Data for processing:
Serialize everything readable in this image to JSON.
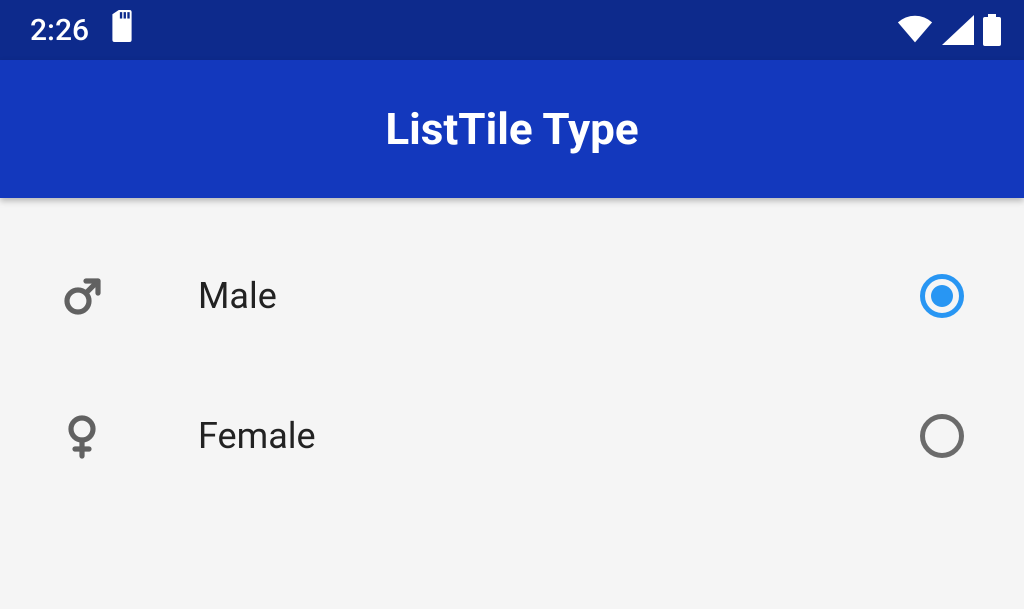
{
  "statusbar": {
    "time": "2:26"
  },
  "appbar": {
    "title": "ListTile Type"
  },
  "options": [
    {
      "icon": "male-icon",
      "label": "Male",
      "selected": true
    },
    {
      "icon": "female-icon",
      "label": "Female",
      "selected": false
    }
  ],
  "colors": {
    "statusbar_bg": "#0d2a8c",
    "appbar_bg": "#1338bd",
    "radio_selected": "#2896f3",
    "radio_unselected": "#6b6b6b"
  }
}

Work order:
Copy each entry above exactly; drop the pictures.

Response area:
Serialize everything readable in this image to JSON.
{
  "statusbar": {
    "time": "2:26"
  },
  "appbar": {
    "title": "ListTile Type"
  },
  "options": [
    {
      "icon": "male-icon",
      "label": "Male",
      "selected": true
    },
    {
      "icon": "female-icon",
      "label": "Female",
      "selected": false
    }
  ],
  "colors": {
    "statusbar_bg": "#0d2a8c",
    "appbar_bg": "#1338bd",
    "radio_selected": "#2896f3",
    "radio_unselected": "#6b6b6b"
  }
}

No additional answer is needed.